Please write out each entry that follows, keeping it exactly the same.

====== SUPPLIED RECORDS

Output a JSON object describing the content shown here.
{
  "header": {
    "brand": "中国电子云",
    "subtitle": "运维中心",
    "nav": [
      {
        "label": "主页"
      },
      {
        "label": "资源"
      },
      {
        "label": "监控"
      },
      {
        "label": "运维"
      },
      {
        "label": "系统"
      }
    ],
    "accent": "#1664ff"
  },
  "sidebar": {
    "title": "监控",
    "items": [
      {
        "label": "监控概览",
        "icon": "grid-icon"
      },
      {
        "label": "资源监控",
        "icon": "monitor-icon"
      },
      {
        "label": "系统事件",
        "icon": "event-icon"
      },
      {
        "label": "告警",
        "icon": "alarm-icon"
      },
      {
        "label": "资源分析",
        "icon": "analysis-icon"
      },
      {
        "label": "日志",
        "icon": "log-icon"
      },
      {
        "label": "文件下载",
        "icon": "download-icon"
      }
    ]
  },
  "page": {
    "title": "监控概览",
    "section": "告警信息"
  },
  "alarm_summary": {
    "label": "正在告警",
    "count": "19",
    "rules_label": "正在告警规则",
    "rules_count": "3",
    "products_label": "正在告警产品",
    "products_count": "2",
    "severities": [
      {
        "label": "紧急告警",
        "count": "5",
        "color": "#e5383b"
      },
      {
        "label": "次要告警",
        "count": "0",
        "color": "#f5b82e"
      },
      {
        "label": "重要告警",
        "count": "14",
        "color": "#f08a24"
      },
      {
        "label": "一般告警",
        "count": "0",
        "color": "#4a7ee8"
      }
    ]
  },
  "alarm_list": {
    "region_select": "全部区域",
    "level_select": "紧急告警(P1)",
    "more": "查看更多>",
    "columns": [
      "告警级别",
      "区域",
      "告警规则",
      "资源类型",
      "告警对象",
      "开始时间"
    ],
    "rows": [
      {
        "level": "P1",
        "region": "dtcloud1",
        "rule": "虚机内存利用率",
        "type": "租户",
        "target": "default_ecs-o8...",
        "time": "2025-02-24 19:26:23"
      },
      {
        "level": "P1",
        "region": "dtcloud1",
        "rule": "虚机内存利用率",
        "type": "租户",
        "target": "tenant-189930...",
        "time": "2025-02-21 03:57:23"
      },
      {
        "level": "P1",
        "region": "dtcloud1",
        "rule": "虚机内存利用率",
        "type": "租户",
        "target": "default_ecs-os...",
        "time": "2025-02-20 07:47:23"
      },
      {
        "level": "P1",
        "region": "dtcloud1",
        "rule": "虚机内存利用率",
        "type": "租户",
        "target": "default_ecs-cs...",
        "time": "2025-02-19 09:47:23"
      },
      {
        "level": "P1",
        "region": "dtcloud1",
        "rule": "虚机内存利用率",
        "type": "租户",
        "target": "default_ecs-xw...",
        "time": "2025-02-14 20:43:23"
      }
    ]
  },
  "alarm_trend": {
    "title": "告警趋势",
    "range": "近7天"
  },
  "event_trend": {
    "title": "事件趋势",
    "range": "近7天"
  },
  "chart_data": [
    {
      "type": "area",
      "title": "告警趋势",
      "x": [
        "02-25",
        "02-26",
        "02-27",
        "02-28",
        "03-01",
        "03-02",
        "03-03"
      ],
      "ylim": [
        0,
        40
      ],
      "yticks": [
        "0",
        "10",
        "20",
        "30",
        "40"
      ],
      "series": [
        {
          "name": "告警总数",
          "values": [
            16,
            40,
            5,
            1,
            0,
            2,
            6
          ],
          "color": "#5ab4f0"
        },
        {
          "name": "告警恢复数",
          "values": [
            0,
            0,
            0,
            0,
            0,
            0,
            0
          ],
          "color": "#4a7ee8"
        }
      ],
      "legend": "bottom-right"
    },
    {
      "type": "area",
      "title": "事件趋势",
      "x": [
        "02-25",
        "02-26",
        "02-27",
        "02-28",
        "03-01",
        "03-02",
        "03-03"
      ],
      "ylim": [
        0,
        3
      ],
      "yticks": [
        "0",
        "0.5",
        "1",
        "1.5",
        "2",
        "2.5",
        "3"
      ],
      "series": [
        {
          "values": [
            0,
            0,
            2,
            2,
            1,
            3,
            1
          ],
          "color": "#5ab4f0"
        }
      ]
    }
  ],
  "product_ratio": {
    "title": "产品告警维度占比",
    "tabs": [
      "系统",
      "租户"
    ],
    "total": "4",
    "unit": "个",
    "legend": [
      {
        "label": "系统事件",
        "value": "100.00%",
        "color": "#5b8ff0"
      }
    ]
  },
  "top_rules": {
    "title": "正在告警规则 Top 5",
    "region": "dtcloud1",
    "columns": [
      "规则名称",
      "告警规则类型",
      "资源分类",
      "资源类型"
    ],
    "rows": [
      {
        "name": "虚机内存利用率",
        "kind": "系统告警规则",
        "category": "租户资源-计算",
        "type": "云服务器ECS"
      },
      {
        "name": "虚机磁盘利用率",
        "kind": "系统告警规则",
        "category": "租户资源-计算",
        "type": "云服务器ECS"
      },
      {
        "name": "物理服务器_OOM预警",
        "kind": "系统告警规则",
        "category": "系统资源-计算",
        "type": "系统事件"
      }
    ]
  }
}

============

**EXPECTED ANSWER**.
Output a JSON object describing the content shown here.
{
  "header": {
    "brand": "中国电子云",
    "subtitle": "运维中心",
    "nav": [
      {
        "label": "主页"
      },
      {
        "label": "资源"
      },
      {
        "label": "监控"
      },
      {
        "label": "运维"
      },
      {
        "label": "系统"
      }
    ],
    "accent": "#1664ff"
  },
  "sidebar": {
    "title": "监控",
    "items": [
      {
        "label": "监控概览",
        "icon": "grid-icon"
      },
      {
        "label": "资源监控",
        "icon": "monitor-icon"
      },
      {
        "label": "系统事件",
        "icon": "event-icon"
      },
      {
        "label": "告警",
        "icon": "alarm-icon"
      },
      {
        "label": "资源分析",
        "icon": "analysis-icon"
      },
      {
        "label": "日志",
        "icon": "log-icon"
      },
      {
        "label": "文件下载",
        "icon": "download-icon"
      }
    ]
  },
  "page": {
    "title": "监控概览",
    "section": "告警信息"
  },
  "alarm_summary": {
    "label": "正在告警",
    "count": "19",
    "rules_label": "正在告警规则",
    "rules_count": "3",
    "products_label": "正在告警产品",
    "products_count": "2",
    "severities": [
      {
        "label": "紧急告警",
        "count": "5",
        "color": "#e5383b"
      },
      {
        "label": "次要告警",
        "count": "0",
        "color": "#f5b82e"
      },
      {
        "label": "重要告警",
        "count": "14",
        "color": "#f08a24"
      },
      {
        "label": "一般告警",
        "count": "0",
        "color": "#4a7ee8"
      }
    ]
  },
  "alarm_list": {
    "region_select": "全部区域",
    "level_select": "紧急告警(P1)",
    "more": "查看更多>",
    "columns": [
      "告警级别",
      "区域",
      "告警规则",
      "资源类型",
      "告警对象",
      "开始时间"
    ],
    "rows": [
      {
        "level": "P1",
        "region": "dtcloud1",
        "rule": "虚机内存利用率",
        "type": "租户",
        "target": "default_ecs-o8...",
        "time": "2025-02-24 19:26:23"
      },
      {
        "level": "P1",
        "region": "dtcloud1",
        "rule": "虚机内存利用率",
        "type": "租户",
        "target": "tenant-189930...",
        "time": "2025-02-21 03:57:23"
      },
      {
        "level": "P1",
        "region": "dtcloud1",
        "rule": "虚机内存利用率",
        "type": "租户",
        "target": "default_ecs-os...",
        "time": "2025-02-20 07:47:23"
      },
      {
        "level": "P1",
        "region": "dtcloud1",
        "rule": "虚机内存利用率",
        "type": "租户",
        "target": "default_ecs-cs...",
        "time": "2025-02-19 09:47:23"
      },
      {
        "level": "P1",
        "region": "dtcloud1",
        "rule": "虚机内存利用率",
        "type": "租户",
        "target": "default_ecs-xw...",
        "time": "2025-02-14 20:43:23"
      }
    ]
  },
  "alarm_trend": {
    "title": "告警趋势",
    "range": "近7天"
  },
  "event_trend": {
    "title": "事件趋势",
    "range": "近7天"
  },
  "chart_data": [
    {
      "type": "area",
      "title": "告警趋势",
      "x": [
        "02-25",
        "02-26",
        "02-27",
        "02-28",
        "03-01",
        "03-02",
        "03-03"
      ],
      "ylim": [
        0,
        40
      ],
      "yticks": [
        "0",
        "10",
        "20",
        "30",
        "40"
      ],
      "series": [
        {
          "name": "告警总数",
          "values": [
            16,
            40,
            5,
            1,
            0,
            2,
            6
          ],
          "color": "#5ab4f0"
        },
        {
          "name": "告警恢复数",
          "values": [
            0,
            0,
            0,
            0,
            0,
            0,
            0
          ],
          "color": "#4a7ee8"
        }
      ],
      "legend": "bottom-right"
    },
    {
      "type": "area",
      "title": "事件趋势",
      "x": [
        "02-25",
        "02-26",
        "02-27",
        "02-28",
        "03-01",
        "03-02",
        "03-03"
      ],
      "ylim": [
        0,
        3
      ],
      "yticks": [
        "0",
        "0.5",
        "1",
        "1.5",
        "2",
        "2.5",
        "3"
      ],
      "series": [
        {
          "values": [
            0,
            0,
            2,
            2,
            1,
            3,
            1
          ],
          "color": "#5ab4f0"
        }
      ]
    }
  ],
  "product_ratio": {
    "title": "产品告警维度占比",
    "tabs": [
      "系统",
      "租户"
    ],
    "total": "4",
    "unit": "个",
    "legend": [
      {
        "label": "系统事件",
        "value": "100.00%",
        "color": "#5b8ff0"
      }
    ]
  },
  "top_rules": {
    "title": "正在告警规则 Top 5",
    "region": "dtcloud1",
    "columns": [
      "规则名称",
      "告警规则类型",
      "资源分类",
      "资源类型"
    ],
    "rows": [
      {
        "name": "虚机内存利用率",
        "kind": "系统告警规则",
        "category": "租户资源-计算",
        "type": "云服务器ECS"
      },
      {
        "name": "虚机磁盘利用率",
        "kind": "系统告警规则",
        "category": "租户资源-计算",
        "type": "云服务器ECS"
      },
      {
        "name": "物理服务器_OOM预警",
        "kind": "系统告警规则",
        "category": "系统资源-计算",
        "type": "系统事件"
      }
    ]
  }
}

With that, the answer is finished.